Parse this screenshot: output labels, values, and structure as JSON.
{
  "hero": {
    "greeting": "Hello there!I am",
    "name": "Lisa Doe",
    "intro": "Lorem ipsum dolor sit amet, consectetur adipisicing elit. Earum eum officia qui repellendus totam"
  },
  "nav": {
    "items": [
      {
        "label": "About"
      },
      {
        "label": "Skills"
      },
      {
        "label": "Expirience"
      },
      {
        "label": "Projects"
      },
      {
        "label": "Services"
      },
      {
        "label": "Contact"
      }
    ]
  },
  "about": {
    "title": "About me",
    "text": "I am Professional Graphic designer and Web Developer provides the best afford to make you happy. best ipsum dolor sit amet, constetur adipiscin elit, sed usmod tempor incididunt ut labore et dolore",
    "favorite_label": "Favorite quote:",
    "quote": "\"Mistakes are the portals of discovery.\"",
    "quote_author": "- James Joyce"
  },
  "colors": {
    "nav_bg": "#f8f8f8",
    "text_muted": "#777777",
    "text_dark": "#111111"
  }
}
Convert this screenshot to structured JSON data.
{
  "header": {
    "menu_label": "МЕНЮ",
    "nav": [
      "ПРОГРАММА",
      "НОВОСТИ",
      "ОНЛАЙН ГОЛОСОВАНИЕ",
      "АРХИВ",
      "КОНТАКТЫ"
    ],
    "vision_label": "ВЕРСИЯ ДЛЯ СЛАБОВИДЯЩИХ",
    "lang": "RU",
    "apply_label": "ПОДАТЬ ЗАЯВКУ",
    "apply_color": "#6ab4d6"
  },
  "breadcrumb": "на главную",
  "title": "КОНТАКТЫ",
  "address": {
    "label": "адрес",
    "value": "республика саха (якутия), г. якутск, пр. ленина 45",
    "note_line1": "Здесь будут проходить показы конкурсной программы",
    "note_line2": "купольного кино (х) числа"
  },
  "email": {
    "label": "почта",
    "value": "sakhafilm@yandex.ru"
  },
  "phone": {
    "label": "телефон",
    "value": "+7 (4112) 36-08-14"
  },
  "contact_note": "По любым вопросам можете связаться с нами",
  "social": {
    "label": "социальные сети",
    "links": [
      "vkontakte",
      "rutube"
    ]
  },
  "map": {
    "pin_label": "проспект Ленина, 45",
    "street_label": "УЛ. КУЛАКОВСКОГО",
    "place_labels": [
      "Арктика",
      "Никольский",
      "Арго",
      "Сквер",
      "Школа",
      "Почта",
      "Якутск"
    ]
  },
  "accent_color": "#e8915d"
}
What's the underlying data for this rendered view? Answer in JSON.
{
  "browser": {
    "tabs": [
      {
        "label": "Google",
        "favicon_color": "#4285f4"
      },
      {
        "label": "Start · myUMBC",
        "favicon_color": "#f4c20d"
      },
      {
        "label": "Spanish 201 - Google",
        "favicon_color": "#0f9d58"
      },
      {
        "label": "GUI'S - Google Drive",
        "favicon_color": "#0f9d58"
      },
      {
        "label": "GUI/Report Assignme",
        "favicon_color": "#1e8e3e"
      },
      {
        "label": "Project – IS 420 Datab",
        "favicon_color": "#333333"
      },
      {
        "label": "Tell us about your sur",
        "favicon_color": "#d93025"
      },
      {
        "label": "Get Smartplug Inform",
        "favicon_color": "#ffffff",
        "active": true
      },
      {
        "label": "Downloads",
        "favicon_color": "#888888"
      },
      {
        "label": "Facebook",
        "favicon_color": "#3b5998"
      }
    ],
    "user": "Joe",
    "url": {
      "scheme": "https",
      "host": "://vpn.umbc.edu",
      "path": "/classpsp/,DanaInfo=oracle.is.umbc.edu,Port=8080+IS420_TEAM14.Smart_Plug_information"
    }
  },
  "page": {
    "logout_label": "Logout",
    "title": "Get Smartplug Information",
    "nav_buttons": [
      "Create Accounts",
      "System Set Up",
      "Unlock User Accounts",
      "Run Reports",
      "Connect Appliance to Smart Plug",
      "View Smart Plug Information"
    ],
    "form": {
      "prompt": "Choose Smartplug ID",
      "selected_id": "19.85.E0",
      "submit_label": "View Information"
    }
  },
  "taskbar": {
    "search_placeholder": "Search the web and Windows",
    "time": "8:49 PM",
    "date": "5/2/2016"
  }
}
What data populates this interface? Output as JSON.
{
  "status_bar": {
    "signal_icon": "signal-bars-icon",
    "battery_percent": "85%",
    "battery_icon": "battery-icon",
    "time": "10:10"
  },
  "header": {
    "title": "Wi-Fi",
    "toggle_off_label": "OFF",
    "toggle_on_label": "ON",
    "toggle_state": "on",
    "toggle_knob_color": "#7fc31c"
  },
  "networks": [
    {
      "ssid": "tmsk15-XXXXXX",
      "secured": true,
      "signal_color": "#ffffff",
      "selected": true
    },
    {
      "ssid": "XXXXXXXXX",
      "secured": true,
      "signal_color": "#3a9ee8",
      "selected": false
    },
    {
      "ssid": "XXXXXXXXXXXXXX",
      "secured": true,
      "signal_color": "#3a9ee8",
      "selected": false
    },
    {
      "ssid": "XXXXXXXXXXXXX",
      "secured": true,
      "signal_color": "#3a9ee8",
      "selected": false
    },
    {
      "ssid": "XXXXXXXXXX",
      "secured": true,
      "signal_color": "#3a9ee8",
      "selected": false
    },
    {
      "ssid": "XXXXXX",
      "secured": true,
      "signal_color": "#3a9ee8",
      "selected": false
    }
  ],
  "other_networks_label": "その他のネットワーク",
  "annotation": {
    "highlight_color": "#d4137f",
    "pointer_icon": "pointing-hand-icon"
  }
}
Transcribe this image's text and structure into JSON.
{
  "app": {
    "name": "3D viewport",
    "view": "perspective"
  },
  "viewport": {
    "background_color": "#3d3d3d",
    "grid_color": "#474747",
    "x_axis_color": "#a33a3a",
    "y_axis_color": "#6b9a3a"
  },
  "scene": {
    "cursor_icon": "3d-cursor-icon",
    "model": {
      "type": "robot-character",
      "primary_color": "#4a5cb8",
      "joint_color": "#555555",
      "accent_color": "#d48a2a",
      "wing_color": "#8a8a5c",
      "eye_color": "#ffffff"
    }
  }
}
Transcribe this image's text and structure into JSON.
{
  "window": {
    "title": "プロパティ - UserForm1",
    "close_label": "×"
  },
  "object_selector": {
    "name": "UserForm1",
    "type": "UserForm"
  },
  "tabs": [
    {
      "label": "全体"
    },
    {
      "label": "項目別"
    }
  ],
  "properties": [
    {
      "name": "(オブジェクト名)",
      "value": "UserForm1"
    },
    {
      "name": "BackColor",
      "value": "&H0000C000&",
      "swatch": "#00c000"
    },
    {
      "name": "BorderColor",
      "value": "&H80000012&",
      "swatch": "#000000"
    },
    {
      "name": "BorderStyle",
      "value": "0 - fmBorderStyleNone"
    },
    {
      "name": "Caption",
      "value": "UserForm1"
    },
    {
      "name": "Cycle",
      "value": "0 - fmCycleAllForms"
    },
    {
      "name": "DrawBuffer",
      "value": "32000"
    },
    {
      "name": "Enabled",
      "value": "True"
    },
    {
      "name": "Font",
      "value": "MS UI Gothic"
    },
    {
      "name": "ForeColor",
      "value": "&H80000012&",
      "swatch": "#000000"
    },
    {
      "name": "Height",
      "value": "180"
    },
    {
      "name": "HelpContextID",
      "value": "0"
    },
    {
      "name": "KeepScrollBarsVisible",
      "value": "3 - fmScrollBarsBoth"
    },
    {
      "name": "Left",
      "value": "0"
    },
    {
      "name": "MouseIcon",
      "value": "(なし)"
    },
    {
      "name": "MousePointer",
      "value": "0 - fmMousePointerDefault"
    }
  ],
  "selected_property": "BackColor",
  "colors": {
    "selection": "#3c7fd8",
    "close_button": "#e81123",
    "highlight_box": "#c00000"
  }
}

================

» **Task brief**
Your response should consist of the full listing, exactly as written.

» **Your response**
Parse this screenshot: output labels, values, and structure as JSON.
{
  "hero": {
    "greeting": "Hello there!I am",
    "name": "Lisa Doe",
    "intro": "Lorem ipsum dolor sit amet, consectetur adipisicing elit. Earum eum officia qui repellendus totam"
  },
  "nav": {
    "items": [
      {
        "label": "About"
      },
      {
        "label": "Skills"
      },
      {
        "label": "Expirience"
      },
      {
        "label": "Projects"
      },
      {
        "label": "Services"
      },
      {
        "label": "Contact"
      }
    ]
  },
  "about": {
    "title": "About me",
    "text": "I am Professional Graphic designer and Web Developer provides the best afford to make you happy. best ipsum dolor sit amet, constetur adipiscin elit, sed usmod tempor incididunt ut labore et dolore",
    "favorite_label": "Favorite quote:",
    "quote": "\"Mistakes are the portals of discovery.\"",
    "quote_author": "- James Joyce"
  },
  "colors": {
    "nav_bg": "#f8f8f8",
    "text_muted": "#777777",
    "text_dark": "#111111"
  }
}
Convert this screenshot to structured JSON data.
{
  "header": {
    "menu_label": "МЕНЮ",
    "nav": [
      "ПРОГРАММА",
      "НОВОСТИ",
      "ОНЛАЙН ГОЛОСОВАНИЕ",
      "АРХИВ",
      "КОНТАКТЫ"
    ],
    "vision_label": "ВЕРСИЯ ДЛЯ СЛАБОВИДЯЩИХ",
    "lang": "RU",
    "apply_label": "ПОДАТЬ ЗАЯВКУ",
    "apply_color": "#6ab4d6"
  },
  "breadcrumb": "на главную",
  "title": "КОНТАКТЫ",
  "address": {
    "label": "адрес",
    "value": "республика саха (якутия), г. якутск, пр. ленина 45",
    "note_line1": "Здесь будут проходить показы конкурсной программы",
    "note_line2": "купольного кино (х) числа"
  },
  "email": {
    "label": "почта",
    "value": "sakhafilm@yandex.ru"
  },
  "phone": {
    "label": "телефон",
    "value": "+7 (4112) 36-08-14"
  },
  "contact_note": "По любым вопросам можете связаться с нами",
  "social": {
    "label": "социальные сети",
    "links": [
      "vkontakte",
      "rutube"
    ]
  },
  "map": {
    "pin_label": "проспект Ленина, 45",
    "street_label": "УЛ. КУЛАКОВСКОГО",
    "place_labels": [
      "Арктика",
      "Никольский",
      "Арго",
      "Сквер",
      "Школа",
      "Почта",
      "Якутск"
    ]
  },
  "accent_color": "#e8915d"
}
What's the underlying data for this rendered view? Answer in JSON.
{
  "browser": {
    "tabs": [
      {
        "label": "Google",
        "favicon_color": "#4285f4"
      },
      {
        "label": "Start · myUMBC",
        "favicon_color": "#f4c20d"
      },
      {
        "label": "Spanish 201 - Google",
        "favicon_color": "#0f9d58"
      },
      {
        "label": "GUI'S - Google Drive",
        "favicon_color": "#0f9d58"
      },
      {
        "label": "GUI/Report Assignme",
        "favicon_color": "#1e8e3e"
      },
      {
        "label": "Project – IS 420 Datab",
        "favicon_color": "#333333"
      },
      {
        "label": "Tell us about your sur",
        "favicon_color": "#d93025"
      },
      {
        "label": "Get Smartplug Inform",
        "favicon_color": "#ffffff",
        "active": true
      },
      {
        "label": "Downloads",
        "favicon_color": "#888888"
      },
      {
        "label": "Facebook",
        "favicon_color": "#3b5998"
      }
    ],
    "user": "Joe",
    "url": {
      "scheme": "https",
      "host": "://vpn.umbc.edu",
      "path": "/classpsp/,DanaInfo=oracle.is.umbc.edu,Port=8080+IS420_TEAM14.Smart_Plug_information"
    }
  },
  "page": {
    "logout_label": "Logout",
    "title": "Get Smartplug Information",
    "nav_buttons": [
      "Create Accounts",
      "System Set Up",
      "Unlock User Accounts",
      "Run Reports",
      "Connect Appliance to Smart Plug",
      "View Smart Plug Information"
    ],
    "form": {
      "prompt": "Choose Smartplug ID",
      "selected_id": "19.85.E0",
      "submit_label": "View Information"
    }
  },
  "taskbar": {
    "search_placeholder": "Search the web and Windows",
    "time": "8:49 PM",
    "date": "5/2/2016"
  }
}
What data populates this interface? Output as JSON.
{
  "status_bar": {
    "signal_icon": "signal-bars-icon",
    "battery_percent": "85%",
    "battery_icon": "battery-icon",
    "time": "10:10"
  },
  "header": {
    "title": "Wi-Fi",
    "toggle_off_label": "OFF",
    "toggle_on_label": "ON",
    "toggle_state": "on",
    "toggle_knob_color": "#7fc31c"
  },
  "networks": [
    {
      "ssid": "tmsk15-XXXXXX",
      "secured": true,
      "signal_color": "#ffffff",
      "selected": true
    },
    {
      "ssid": "XXXXXXXXX",
      "secured": true,
      "signal_color": "#3a9ee8",
      "selected": false
    },
    {
      "ssid": "XXXXXXXXXXXXXX",
      "secured": true,
      "signal_color": "#3a9ee8",
      "selected": false
    },
    {
      "ssid": "XXXXXXXXXXXXX",
      "secured": true,
      "signal_color": "#3a9ee8",
      "selected": false
    },
    {
      "ssid": "XXXXXXXXXX",
      "secured": true,
      "signal_color": "#3a9ee8",
      "selected": false
    },
    {
      "ssid": "XXXXXX",
      "secured": true,
      "signal_color": "#3a9ee8",
      "selected": false
    }
  ],
  "other_networks_label": "その他のネットワーク",
  "annotation": {
    "highlight_color": "#d4137f",
    "pointer_icon": "pointing-hand-icon"
  }
}
Transcribe this image's text and structure into JSON.
{
  "app": {
    "name": "3D viewport",
    "view": "perspective"
  },
  "viewport": {
    "background_color": "#3d3d3d",
    "grid_color": "#474747",
    "x_axis_color": "#a33a3a",
    "y_axis_color": "#6b9a3a"
  },
  "scene": {
    "cursor_icon": "3d-cursor-icon",
    "model": {
      "type": "robot-character",
      "primary_color": "#4a5cb8",
      "joint_color": "#555555",
      "accent_color": "#d48a2a",
      "wing_color": "#8a8a5c",
      "eye_color": "#ffffff"
    }
  }
}
Transcribe this image's text and structure into JSON.
{
  "window": {
    "title": "プロパティ - UserForm1",
    "close_label": "×"
  },
  "object_selector": {
    "name": "UserForm1",
    "type": "UserForm"
  },
  "tabs": [
    {
      "label": "全体"
    },
    {
      "label": "項目別"
    }
  ],
  "properties": [
    {
      "name": "(オブジェクト名)",
      "value": "UserForm1"
    },
    {
      "name": "BackColor",
      "value": "&H0000C000&",
      "swatch": "#00c000"
    },
    {
      "name": "BorderColor",
      "value": "&H80000012&",
      "swatch": "#000000"
    },
    {
      "name": "BorderStyle",
      "value": "0 - fmBorderStyleNone"
    },
    {
      "name": "Caption",
      "value": "UserForm1"
    },
    {
      "name": "Cycle",
      "value": "0 - fmCycleAllForms"
    },
    {
      "name": "DrawBuffer",
      "value": "32000"
    },
    {
      "name": "Enabled",
      "value": "True"
    },
    {
      "name": "Font",
      "value": "MS UI Gothic"
    },
    {
      "name": "ForeColor",
      "value": "&H80000012&",
      "swatch": "#000000"
    },
    {
      "name": "Height",
      "value": "180"
    },
    {
      "name": "HelpContextID",
      "value": "0"
    },
    {
      "name": "KeepScrollBarsVisible",
      "value": "3 - fmScrollBarsBoth"
    },
    {
      "name": "Left",
      "value": "0"
    },
    {
      "name": "MouseIcon",
      "value": "(なし)"
    },
    {
      "name": "MousePointer",
      "value": "0 - fmMousePointerDefault"
    }
  ],
  "selected_property": "BackColor",
  "colors": {
    "selection": "#3c7fd8",
    "close_button": "#e81123",
    "highlight_box": "#c00000"
  }
}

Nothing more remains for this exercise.